The global investment environment is increasingly fragmented. Although it has become the norm to say we live in a globalized world, we are also witnessing growing schisms within the “global village.”
This is not “reverse globalization,” but rather a process that has arisen from globalization itself, in many ways triggered by the 2008 financial crisis. The fragmenting world has important implications for investors.
Fragmentation in the Global Village
At a macroeconomic level, globalization has led to increasing economic integration. However, the financial crisis has halted and in some cases reversed this trend. What we are witnessing today in Europe is a prime example.
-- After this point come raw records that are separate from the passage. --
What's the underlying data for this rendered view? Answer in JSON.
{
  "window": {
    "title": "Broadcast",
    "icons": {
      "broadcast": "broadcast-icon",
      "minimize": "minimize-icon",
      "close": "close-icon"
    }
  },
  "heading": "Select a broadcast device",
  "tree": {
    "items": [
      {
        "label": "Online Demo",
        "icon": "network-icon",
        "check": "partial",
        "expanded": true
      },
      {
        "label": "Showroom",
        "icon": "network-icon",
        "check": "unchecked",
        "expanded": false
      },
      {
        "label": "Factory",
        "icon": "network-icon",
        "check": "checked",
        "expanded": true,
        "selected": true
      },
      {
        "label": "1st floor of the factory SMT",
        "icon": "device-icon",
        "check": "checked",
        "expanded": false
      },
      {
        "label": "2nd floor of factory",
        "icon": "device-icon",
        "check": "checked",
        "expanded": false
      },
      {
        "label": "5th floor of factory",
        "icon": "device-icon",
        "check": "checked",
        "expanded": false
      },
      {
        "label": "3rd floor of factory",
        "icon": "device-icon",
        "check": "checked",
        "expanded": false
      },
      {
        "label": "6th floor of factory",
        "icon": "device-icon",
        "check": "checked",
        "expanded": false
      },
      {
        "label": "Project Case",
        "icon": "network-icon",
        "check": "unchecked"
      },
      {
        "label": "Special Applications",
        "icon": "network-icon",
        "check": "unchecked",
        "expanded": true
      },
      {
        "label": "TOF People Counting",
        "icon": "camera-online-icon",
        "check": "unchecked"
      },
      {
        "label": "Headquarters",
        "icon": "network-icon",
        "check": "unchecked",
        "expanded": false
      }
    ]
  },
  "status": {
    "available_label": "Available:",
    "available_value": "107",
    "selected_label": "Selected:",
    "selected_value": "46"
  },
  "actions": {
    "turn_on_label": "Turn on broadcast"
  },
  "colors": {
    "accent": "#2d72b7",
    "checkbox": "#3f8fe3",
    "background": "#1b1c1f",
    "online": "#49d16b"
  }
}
At a microeconomic level, although average economic well-being has improved, income inequality has increased in nearly every country, and has risen twice as fast in developed countries over the last 30 years. In the United States, for example, the richest 1% earns almost a quarter of all income, up from 13% in the early 1980s. The top 20% of the population owns 93% of the country’s wealth and earns 60% of total income.
Events in the Middle East have provided a salient example of how the pre-crisis order has broken down. In December 2010, the self-immolation of a Tunisian fruit seller set in motion a chain of historic events, culminating in the removal of four long-standing autocrats. Now, the countries of the Middle East stand at an important juncture, with some (Egypt, Tunisia and Libya) potentially on the verge of democratization.
A Volatile Environment
Climate change also exacerbates these schisms, adding another unpredictable element for global investors to contend with. The U.S. is currently in the midst of its worst drought in 50 years. As a result, corn, wheat and soya prices have spiked, with the price of corn for year-end delivery up over 50%.
Food inflation can be a significant source of social unrest. Rising food prices between 2009 and 2011, for example, were a contributing factor in the Arab Spring uprisings. Surging food prices pushed more people into poverty in a region where 15% to 20% of the population already lives on less than $2 a day. The drought will also put upward pressure on oil prices as corn is a key ingredient in ethanol, and the U.S. government is under pressure to divert corn away from ethanol production in order to avert a global food crisis. If the situation in the Middle East or Iran escalates, the resultant oil price spike could put serious pressure on the global economy.
It’s impossible to attribute a single weather event to climate change, but extreme natural events are only going to increase, and investors must be aware of the global implications.
The key conclusion to draw is that growing fragmentation gives rise to increased market volatility. Fragmentations may materialize in conflicts, drive economic divergence or, at the very least, add complexity and confusion to decision-making processes. As short-term noise increases, the value derived from analyzing long-term earnings potential is all the more crucial. What is increasingly clear is that investors who want to achieve long-term value must focus on growth that is sustainable beyond the financial crisis, the European debt crisis and other sources of volatility. Investors must reconnect with fundamentals and assess which companies successfully tap into sustainable end demand.
Achieving sustainable growth is difficult in any setting; this is all the more so in today’s global economy where growth is, to a certain extent, saturated by the results of past excesses in developed markets and finite planetary resources. We are currently witnessing far-reaching structural shifts: Economic momentum continues to shift to emerging markets while the aging developed world is attempting to set in place structural reform and reduce dependence on debt. As stock pickers, we must investigate closely the ability of corporate management teams to operate in this increasingly volatile environment.